A UCLA-led study confirms what women approaching menopause have long suspected: menopause does cause weight gain, it was announced Thursday.
The study, published in JCI Insight, finds that women undergoing menopause — also known as perimenopause — lost lean body mass and more than doubled their fat mass.
The women’s lean and fat mass remained stable after the transition to menopause. The researchers also noted ethnic/racial differences in the impact of menopause on body composition.
The research demonstrates that body mass index is a very important clinical tool for predicting health events, such as getting diabetes or having cardiovascular disease — but is a less useful gauge of cardio-metabolic risk in older women, the study determined.
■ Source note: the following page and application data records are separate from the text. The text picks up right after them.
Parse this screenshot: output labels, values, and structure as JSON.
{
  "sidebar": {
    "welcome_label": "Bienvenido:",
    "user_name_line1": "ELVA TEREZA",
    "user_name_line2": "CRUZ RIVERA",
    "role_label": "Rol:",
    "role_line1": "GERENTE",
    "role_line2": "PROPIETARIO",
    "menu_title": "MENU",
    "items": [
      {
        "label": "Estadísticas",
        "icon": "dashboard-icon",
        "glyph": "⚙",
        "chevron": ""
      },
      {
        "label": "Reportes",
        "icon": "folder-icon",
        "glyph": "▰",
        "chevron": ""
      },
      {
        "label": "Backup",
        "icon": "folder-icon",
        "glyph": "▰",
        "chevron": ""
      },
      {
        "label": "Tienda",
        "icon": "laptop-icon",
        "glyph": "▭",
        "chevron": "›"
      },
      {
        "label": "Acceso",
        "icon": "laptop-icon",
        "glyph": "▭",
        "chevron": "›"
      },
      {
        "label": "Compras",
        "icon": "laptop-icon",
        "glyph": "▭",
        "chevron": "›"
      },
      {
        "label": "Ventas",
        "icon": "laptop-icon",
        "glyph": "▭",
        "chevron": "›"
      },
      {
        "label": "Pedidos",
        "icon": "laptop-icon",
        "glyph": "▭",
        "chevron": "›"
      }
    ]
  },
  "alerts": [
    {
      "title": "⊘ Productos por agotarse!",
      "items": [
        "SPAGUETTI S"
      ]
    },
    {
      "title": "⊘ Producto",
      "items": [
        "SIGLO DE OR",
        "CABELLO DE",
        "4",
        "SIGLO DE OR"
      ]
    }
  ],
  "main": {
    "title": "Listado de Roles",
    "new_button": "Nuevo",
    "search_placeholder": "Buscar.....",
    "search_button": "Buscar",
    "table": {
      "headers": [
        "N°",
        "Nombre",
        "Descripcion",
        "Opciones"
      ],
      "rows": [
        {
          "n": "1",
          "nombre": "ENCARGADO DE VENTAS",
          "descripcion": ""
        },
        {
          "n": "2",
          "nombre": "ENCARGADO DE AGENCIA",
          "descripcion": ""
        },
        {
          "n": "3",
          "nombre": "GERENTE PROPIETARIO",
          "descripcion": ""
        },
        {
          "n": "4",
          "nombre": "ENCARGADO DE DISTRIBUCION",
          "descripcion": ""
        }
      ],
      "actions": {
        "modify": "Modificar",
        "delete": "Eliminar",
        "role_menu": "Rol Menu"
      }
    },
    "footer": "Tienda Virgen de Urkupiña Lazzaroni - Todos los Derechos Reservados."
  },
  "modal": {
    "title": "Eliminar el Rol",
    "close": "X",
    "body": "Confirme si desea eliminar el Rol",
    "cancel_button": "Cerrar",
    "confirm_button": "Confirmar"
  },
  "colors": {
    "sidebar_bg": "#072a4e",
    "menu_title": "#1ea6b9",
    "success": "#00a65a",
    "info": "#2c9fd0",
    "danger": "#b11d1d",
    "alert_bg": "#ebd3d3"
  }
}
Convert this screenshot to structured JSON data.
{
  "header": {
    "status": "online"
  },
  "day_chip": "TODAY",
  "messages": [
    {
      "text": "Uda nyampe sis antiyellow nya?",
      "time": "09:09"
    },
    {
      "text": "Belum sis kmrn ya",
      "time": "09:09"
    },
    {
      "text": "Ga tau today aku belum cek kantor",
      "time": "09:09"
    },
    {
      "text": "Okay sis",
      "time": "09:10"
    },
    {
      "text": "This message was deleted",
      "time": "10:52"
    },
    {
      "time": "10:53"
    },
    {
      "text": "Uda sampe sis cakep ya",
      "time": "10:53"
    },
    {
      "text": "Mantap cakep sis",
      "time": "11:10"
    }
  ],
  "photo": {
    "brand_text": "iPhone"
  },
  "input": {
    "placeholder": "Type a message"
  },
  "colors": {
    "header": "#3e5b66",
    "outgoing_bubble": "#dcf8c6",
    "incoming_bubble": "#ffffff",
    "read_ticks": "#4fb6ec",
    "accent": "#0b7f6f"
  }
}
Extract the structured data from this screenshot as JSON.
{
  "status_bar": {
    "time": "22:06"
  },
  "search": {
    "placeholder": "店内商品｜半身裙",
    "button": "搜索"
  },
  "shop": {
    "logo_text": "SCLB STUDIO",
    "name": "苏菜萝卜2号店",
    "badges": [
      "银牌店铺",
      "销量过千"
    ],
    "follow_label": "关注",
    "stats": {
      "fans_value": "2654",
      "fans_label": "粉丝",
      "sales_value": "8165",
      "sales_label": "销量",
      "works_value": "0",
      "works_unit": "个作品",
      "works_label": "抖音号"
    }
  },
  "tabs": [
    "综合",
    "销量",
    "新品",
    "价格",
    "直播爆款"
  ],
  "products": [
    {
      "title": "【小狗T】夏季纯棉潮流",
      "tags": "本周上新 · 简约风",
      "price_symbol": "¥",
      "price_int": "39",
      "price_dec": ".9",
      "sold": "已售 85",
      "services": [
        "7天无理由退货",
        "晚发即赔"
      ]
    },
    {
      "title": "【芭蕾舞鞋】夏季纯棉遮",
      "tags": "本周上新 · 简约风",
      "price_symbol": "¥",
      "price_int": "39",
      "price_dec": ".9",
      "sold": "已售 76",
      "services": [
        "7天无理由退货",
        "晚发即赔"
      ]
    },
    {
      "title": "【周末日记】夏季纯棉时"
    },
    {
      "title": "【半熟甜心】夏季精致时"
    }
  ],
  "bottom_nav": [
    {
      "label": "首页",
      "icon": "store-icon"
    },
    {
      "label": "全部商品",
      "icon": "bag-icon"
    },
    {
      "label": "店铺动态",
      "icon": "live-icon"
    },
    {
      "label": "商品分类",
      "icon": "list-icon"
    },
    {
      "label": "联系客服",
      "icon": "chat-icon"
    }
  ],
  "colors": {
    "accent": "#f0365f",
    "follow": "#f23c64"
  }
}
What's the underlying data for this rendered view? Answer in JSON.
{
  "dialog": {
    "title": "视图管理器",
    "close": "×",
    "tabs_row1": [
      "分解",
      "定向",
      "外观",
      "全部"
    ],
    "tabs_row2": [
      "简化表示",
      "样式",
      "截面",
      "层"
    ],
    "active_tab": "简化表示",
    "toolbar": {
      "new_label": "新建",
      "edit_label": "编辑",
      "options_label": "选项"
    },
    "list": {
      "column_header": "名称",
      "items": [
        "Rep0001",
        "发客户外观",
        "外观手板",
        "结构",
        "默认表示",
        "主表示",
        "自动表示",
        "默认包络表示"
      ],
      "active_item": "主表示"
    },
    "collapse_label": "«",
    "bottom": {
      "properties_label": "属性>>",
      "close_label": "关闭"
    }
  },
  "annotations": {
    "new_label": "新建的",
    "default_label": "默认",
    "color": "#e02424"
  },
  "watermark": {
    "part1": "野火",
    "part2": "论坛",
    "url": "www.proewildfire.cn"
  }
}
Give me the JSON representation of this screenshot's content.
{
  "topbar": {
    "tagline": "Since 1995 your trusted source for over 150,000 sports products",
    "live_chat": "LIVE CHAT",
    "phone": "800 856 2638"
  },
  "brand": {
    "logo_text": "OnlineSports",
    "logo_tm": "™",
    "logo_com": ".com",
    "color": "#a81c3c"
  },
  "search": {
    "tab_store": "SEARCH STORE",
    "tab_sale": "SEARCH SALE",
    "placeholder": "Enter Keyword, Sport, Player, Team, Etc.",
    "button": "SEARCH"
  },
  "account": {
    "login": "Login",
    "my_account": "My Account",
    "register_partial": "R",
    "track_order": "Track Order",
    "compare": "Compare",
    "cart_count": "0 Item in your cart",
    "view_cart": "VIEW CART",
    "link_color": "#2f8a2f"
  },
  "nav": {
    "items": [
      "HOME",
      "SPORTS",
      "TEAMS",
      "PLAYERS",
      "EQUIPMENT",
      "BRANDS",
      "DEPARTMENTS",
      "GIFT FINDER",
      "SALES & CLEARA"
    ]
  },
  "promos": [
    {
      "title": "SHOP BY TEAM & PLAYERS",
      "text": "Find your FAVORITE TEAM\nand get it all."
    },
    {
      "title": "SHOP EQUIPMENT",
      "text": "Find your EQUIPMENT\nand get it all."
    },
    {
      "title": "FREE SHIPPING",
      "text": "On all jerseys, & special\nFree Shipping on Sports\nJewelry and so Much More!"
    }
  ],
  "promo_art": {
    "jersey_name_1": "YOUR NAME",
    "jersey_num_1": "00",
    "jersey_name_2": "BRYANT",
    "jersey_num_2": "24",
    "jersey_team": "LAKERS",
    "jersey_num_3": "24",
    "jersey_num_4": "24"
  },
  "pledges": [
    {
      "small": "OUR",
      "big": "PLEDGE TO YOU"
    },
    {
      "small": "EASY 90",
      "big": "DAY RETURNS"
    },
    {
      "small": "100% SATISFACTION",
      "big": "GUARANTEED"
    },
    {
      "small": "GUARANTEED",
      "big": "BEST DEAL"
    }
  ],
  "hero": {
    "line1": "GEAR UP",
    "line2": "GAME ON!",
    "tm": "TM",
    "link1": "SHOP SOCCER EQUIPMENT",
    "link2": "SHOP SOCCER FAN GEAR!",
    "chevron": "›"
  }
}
After menopause, a woman’s weight is not a good indicator of how much fat and lean mass she has — and the fat and lean may be the key to cardiac and metabolic risks, according to the study.
The menopause transition is the time in a woman’s life when hormonal changes lead to irregular menstruation, hot flashes and other symptoms leading up to menopause, when menstruation stops altogether.
The relationship between menopause and changes in body composition has not been well understood.
While some smaller studies have looked at the impact of the menopause transition on body composition and weight, the Study of Women’s Health Across the Nation provides sufficiently voluminous and detailed data to enable researchers to disentangle the effects of chronological aging and reproductive aging.
The researchers examined 18 years of data from the women’s health study, assessing women’s body composition using a model that gave them a picture of that composition from the time before and after their final menstrual period, accounting for race/ethnicity and hormone therapy, UCLA said.